ENTRIES SUPPLIED:
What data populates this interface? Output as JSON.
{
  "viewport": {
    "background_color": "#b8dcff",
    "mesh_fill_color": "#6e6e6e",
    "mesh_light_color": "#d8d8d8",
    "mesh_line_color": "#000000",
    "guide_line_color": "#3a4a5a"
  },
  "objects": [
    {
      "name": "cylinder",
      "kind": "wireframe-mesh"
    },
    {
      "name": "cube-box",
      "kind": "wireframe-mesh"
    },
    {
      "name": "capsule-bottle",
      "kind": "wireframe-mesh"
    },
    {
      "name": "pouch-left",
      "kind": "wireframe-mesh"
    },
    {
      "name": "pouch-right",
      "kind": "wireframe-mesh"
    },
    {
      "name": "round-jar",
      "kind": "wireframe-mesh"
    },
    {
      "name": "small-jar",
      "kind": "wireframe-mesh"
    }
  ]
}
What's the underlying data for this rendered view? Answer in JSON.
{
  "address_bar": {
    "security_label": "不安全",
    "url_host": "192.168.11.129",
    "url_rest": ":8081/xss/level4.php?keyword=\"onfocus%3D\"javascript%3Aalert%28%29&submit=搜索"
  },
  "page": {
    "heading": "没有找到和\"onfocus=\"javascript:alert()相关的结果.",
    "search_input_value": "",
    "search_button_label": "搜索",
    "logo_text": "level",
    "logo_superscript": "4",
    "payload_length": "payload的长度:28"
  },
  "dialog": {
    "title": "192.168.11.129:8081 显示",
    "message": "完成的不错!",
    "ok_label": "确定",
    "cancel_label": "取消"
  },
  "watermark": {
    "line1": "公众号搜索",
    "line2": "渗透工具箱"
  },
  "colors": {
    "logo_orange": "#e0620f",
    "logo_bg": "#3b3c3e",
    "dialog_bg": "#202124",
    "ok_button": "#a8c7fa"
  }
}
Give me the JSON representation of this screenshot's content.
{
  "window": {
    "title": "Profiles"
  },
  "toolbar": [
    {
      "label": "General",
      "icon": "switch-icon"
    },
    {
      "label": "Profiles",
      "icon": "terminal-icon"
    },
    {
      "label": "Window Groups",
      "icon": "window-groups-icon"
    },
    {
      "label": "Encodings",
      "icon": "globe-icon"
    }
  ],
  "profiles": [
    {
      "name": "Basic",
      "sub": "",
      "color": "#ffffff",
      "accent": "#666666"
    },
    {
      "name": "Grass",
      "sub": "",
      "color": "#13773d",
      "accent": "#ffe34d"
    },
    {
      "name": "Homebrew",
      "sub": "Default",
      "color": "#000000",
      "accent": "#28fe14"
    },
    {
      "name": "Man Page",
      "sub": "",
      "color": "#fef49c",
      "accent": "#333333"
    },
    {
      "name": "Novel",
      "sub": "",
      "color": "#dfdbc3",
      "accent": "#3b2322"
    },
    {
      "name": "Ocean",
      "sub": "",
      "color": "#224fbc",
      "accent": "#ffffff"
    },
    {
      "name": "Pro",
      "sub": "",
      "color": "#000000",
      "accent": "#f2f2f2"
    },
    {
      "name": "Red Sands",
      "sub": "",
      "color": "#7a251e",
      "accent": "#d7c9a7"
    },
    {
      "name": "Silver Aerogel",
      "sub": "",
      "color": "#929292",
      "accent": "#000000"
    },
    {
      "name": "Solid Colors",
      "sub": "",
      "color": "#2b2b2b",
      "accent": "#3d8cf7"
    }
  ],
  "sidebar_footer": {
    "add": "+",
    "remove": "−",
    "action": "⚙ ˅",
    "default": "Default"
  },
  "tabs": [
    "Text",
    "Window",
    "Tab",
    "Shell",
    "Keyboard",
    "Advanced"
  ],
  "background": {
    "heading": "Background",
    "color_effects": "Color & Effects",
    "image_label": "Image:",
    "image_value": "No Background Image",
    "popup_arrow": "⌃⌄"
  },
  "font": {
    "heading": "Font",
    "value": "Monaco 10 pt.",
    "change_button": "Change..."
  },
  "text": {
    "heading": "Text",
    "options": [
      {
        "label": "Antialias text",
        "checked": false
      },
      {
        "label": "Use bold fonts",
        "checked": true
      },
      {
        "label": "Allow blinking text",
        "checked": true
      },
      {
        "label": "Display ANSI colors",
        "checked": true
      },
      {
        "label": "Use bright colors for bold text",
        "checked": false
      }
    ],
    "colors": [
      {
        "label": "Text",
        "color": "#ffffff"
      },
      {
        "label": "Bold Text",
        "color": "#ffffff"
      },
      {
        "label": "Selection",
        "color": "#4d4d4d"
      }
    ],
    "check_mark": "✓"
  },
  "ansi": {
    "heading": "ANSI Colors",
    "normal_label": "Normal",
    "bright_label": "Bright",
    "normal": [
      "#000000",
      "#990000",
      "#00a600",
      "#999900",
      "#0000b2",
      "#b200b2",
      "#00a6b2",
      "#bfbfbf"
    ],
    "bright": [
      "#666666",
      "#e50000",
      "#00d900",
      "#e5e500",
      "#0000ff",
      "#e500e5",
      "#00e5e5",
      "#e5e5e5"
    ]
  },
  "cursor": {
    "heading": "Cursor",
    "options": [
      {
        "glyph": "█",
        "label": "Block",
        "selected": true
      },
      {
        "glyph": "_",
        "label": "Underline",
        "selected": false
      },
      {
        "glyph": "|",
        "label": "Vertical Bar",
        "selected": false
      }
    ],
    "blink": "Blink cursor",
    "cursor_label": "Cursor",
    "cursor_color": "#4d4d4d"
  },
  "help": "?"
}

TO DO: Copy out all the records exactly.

ANSWER TO THIS PROBLEM:
What data populates this interface? Output as JSON.
{
  "viewport": {
    "background_color": "#b8dcff",
    "mesh_fill_color": "#6e6e6e",
    "mesh_light_color": "#d8d8d8",
    "mesh_line_color": "#000000",
    "guide_line_color": "#3a4a5a"
  },
  "objects": [
    {
      "name": "cylinder",
      "kind": "wireframe-mesh"
    },
    {
      "name": "cube-box",
      "kind": "wireframe-mesh"
    },
    {
      "name": "capsule-bottle",
      "kind": "wireframe-mesh"
    },
    {
      "name": "pouch-left",
      "kind": "wireframe-mesh"
    },
    {
      "name": "pouch-right",
      "kind": "wireframe-mesh"
    },
    {
      "name": "round-jar",
      "kind": "wireframe-mesh"
    },
    {
      "name": "small-jar",
      "kind": "wireframe-mesh"
    }
  ]
}
What's the underlying data for this rendered view? Answer in JSON.
{
  "address_bar": {
    "security_label": "不安全",
    "url_host": "192.168.11.129",
    "url_rest": ":8081/xss/level4.php?keyword=\"onfocus%3D\"javascript%3Aalert%28%29&submit=搜索"
  },
  "page": {
    "heading": "没有找到和\"onfocus=\"javascript:alert()相关的结果.",
    "search_input_value": "",
    "search_button_label": "搜索",
    "logo_text": "level",
    "logo_superscript": "4",
    "payload_length": "payload的长度:28"
  },
  "dialog": {
    "title": "192.168.11.129:8081 显示",
    "message": "完成的不错!",
    "ok_label": "确定",
    "cancel_label": "取消"
  },
  "watermark": {
    "line1": "公众号搜索",
    "line2": "渗透工具箱"
  },
  "colors": {
    "logo_orange": "#e0620f",
    "logo_bg": "#3b3c3e",
    "dialog_bg": "#202124",
    "ok_button": "#a8c7fa"
  }
}
Give me the JSON representation of this screenshot's content.
{
  "window": {
    "title": "Profiles"
  },
  "toolbar": [
    {
      "label": "General",
      "icon": "switch-icon"
    },
    {
      "label": "Profiles",
      "icon": "terminal-icon"
    },
    {
      "label": "Window Groups",
      "icon": "window-groups-icon"
    },
    {
      "label": "Encodings",
      "icon": "globe-icon"
    }
  ],
  "profiles": [
    {
      "name": "Basic",
      "sub": "",
      "color": "#ffffff",
      "accent": "#666666"
    },
    {
      "name": "Grass",
      "sub": "",
      "color": "#13773d",
      "accent": "#ffe34d"
    },
    {
      "name": "Homebrew",
      "sub": "Default",
      "color": "#000000",
      "accent": "#28fe14"
    },
    {
      "name": "Man Page",
      "sub": "",
      "color": "#fef49c",
      "accent": "#333333"
    },
    {
      "name": "Novel",
      "sub": "",
      "color": "#dfdbc3",
      "accent": "#3b2322"
    },
    {
      "name": "Ocean",
      "sub": "",
      "color": "#224fbc",
      "accent": "#ffffff"
    },
    {
      "name": "Pro",
      "sub": "",
      "color": "#000000",
      "accent": "#f2f2f2"
    },
    {
      "name": "Red Sands",
      "sub": "",
      "color": "#7a251e",
      "accent": "#d7c9a7"
    },
    {
      "name": "Silver Aerogel",
      "sub": "",
      "color": "#929292",
      "accent": "#000000"
    },
    {
      "name": "Solid Colors",
      "sub": "",
      "color": "#2b2b2b",
      "accent": "#3d8cf7"
    }
  ],
  "sidebar_footer": {
    "add": "+",
    "remove": "−",
    "action": "⚙ ˅",
    "default": "Default"
  },
  "tabs": [
    "Text",
    "Window",
    "Tab",
    "Shell",
    "Keyboard",
    "Advanced"
  ],
  "background": {
    "heading": "Background",
    "color_effects": "Color & Effects",
    "image_label": "Image:",
    "image_value": "No Background Image",
    "popup_arrow": "⌃⌄"
  },
  "font": {
    "heading": "Font",
    "value": "Monaco 10 pt.",
    "change_button": "Change..."
  },
  "text": {
    "heading": "Text",
    "options": [
      {
        "label": "Antialias text",
        "checked": false
      },
      {
        "label": "Use bold fonts",
        "checked": true
      },
      {
        "label": "Allow blinking text",
        "checked": true
      },
      {
        "label": "Display ANSI colors",
        "checked": true
      },
      {
        "label": "Use bright colors for bold text",
        "checked": false
      }
    ],
    "colors": [
      {
        "label": "Text",
        "color": "#ffffff"
      },
      {
        "label": "Bold Text",
        "color": "#ffffff"
      },
      {
        "label": "Selection",
        "color": "#4d4d4d"
      }
    ],
    "check_mark": "✓"
  },
  "ansi": {
    "heading": "ANSI Colors",
    "normal_label": "Normal",
    "bright_label": "Bright",
    "normal": [
      "#000000",
      "#990000",
      "#00a600",
      "#999900",
      "#0000b2",
      "#b200b2",
      "#00a6b2",
      "#bfbfbf"
    ],
    "bright": [
      "#666666",
      "#e50000",
      "#00d900",
      "#e5e500",
      "#0000ff",
      "#e500e5",
      "#00e5e5",
      "#e5e5e5"
    ]
  },
  "cursor": {
    "heading": "Cursor",
    "options": [
      {
        "glyph": "█",
        "label": "Block",
        "selected": true
      },
      {
        "glyph": "_",
        "label": "Underline",
        "selected": false
      },
      {
        "glyph": "|",
        "label": "Vertical Bar",
        "selected": false
      }
    ],
    "blink": "Blink cursor",
    "cursor_label": "Cursor",
    "cursor_color": "#4d4d4d"
  },
  "help": "?"
}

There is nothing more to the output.